  2. ==================
  3. Literals
  4. --------
  5. A *literal* is a leaf in an expression; it is a value in the source of a Sol program which evaluates to itself. Literals in Sol come in exactly four flavors:
  6. * Integer literals, represented by contiguous digits, possibly preceded by a
  7. negation, like `0`, `123456`, `-314159`, and the like.
  8. * Floating point literals, represented by a pair of contiguous digits separated
  9. by one radix mark, again possibly preceded by a negation, like `1.0`,
  10. `-0.256`, `999.9`, and the like.
  11. * String literals, bound on either side by a single or double quote (they must
  12. match), and containing every interim character (including newline), like
  13. `"hello world"`, `'this string has two backslashes: \\'`, and the like.
  14. Naturally, a string may not contain its own terminator, though it can be
  15. introduced by concatenating strings with different terminators.
  16. * The special literal `None`, a value only ever equal to itself and which
  17. cannot be reassigned by the user program. It is frequently used to represent
  18. the absence of a value, such as the value of a function which does not
  19. explicitly return a value.

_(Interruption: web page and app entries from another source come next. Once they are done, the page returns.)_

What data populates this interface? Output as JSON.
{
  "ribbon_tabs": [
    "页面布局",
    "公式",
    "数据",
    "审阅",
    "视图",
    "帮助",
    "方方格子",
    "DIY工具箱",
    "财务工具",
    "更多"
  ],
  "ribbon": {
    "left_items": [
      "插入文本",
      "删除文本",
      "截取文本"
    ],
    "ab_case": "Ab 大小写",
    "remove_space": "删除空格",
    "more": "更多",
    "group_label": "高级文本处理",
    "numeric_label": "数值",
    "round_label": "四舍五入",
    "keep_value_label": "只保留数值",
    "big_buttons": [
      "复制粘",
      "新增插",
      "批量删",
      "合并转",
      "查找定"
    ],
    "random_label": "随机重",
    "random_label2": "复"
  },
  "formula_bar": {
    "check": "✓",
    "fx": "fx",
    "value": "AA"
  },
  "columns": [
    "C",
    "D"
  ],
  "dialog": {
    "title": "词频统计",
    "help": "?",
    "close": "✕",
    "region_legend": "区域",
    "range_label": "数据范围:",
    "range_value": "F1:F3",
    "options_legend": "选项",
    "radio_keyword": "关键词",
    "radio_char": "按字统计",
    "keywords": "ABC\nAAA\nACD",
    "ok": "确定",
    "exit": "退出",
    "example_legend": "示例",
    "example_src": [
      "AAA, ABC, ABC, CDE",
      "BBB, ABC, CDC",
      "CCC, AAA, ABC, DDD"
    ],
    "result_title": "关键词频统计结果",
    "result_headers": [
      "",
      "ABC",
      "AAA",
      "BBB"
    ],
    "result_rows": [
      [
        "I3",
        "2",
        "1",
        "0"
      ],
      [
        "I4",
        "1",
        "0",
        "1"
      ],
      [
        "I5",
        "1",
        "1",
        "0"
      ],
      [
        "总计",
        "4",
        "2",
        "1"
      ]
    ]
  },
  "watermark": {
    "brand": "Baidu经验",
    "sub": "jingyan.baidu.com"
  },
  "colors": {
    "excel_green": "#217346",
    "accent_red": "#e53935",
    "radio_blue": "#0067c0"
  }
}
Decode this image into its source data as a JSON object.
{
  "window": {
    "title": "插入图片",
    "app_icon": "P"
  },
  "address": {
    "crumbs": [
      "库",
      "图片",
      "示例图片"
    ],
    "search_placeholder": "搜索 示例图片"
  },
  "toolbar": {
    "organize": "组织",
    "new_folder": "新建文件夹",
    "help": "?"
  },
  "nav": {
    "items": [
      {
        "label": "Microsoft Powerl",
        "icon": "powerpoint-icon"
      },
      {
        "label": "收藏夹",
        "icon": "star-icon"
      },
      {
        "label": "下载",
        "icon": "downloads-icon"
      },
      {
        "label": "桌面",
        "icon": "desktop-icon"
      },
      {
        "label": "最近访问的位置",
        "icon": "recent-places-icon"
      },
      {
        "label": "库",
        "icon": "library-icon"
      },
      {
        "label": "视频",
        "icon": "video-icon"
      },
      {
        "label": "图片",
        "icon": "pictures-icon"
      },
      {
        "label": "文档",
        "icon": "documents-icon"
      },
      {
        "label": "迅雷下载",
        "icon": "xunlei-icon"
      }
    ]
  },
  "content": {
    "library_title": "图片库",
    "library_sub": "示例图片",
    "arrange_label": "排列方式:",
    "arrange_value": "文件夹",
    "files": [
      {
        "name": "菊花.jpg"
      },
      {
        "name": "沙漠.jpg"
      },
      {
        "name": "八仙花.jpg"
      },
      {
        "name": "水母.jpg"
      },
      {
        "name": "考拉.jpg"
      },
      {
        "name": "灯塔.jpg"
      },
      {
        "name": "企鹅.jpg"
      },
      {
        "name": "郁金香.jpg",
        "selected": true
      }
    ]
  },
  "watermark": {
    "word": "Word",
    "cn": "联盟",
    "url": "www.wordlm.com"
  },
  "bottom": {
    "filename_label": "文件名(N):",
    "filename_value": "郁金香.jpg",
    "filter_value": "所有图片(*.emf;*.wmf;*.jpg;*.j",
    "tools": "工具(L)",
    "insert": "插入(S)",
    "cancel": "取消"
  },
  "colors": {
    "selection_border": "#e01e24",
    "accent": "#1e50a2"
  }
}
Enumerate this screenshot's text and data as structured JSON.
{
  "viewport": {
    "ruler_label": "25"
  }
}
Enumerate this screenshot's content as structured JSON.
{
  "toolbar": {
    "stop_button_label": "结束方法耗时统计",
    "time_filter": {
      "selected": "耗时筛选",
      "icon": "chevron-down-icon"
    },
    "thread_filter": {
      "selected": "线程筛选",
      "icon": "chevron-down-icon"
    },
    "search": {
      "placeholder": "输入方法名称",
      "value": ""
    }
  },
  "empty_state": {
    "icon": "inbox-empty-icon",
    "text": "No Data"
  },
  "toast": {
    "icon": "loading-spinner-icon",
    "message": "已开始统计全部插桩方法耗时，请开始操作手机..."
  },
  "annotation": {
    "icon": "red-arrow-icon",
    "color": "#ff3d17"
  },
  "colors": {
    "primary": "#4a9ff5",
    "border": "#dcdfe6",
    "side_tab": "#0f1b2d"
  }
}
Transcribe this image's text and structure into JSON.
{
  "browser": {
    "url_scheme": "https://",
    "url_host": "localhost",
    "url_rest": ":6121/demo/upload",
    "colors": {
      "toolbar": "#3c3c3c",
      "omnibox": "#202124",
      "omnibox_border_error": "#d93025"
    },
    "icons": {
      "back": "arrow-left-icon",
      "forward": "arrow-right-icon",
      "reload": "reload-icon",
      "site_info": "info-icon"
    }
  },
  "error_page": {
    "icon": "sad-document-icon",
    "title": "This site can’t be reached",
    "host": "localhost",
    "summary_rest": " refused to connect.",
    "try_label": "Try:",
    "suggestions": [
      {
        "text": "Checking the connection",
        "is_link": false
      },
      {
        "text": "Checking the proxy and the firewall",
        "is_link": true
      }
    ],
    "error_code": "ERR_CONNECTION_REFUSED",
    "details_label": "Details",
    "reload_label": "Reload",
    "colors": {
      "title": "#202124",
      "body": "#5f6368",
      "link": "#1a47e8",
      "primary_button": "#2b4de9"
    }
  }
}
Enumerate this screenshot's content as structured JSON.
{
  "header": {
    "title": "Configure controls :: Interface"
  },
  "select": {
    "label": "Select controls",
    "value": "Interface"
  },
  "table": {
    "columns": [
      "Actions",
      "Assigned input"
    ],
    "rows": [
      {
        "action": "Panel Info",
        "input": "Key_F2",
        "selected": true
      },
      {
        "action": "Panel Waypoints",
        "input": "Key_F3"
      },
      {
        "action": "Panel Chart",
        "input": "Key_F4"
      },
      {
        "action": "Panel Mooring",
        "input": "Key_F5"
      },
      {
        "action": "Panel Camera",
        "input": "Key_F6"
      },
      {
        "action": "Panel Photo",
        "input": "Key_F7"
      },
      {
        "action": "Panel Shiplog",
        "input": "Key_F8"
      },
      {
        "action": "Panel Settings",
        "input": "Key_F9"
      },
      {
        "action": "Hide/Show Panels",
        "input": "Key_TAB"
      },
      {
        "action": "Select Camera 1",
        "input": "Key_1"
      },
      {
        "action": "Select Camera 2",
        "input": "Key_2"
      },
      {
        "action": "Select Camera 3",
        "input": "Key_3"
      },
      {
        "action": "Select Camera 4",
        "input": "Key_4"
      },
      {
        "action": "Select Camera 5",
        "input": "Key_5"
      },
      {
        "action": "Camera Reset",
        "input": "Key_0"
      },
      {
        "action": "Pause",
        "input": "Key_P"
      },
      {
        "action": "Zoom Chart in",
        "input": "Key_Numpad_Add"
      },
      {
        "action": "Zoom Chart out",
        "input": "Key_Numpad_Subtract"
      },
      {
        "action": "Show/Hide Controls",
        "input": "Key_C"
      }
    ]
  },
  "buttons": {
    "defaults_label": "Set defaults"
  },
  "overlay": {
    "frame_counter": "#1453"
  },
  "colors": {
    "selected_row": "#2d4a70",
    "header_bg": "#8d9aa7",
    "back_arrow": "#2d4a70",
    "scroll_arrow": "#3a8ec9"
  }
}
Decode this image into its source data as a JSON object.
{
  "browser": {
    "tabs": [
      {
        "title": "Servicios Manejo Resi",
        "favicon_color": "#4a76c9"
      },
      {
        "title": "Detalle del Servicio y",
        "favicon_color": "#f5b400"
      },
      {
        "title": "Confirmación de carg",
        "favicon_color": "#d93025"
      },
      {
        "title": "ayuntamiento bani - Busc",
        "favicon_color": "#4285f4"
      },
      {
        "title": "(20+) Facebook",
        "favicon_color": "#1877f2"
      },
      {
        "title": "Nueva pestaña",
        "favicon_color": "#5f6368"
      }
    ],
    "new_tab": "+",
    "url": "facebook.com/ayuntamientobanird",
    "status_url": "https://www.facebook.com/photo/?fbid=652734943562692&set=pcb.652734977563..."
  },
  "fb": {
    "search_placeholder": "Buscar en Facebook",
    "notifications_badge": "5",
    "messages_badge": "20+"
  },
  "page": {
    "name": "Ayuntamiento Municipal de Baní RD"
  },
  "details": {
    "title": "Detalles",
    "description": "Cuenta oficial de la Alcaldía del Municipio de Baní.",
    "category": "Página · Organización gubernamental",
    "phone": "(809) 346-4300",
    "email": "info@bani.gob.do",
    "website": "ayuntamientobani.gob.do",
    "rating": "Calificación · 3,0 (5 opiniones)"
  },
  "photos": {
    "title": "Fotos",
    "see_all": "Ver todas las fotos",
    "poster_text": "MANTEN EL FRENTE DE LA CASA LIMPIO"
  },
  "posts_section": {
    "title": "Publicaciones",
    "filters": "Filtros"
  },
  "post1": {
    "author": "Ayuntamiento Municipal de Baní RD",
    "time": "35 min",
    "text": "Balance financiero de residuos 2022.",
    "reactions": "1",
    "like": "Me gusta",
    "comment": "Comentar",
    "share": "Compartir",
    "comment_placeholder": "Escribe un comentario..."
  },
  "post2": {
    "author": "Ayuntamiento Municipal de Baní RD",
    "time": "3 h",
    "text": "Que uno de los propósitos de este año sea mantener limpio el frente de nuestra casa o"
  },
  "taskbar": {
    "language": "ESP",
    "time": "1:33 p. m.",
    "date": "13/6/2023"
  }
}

  20. The following source fragment demonstrates some of the literals::
  21. a = 123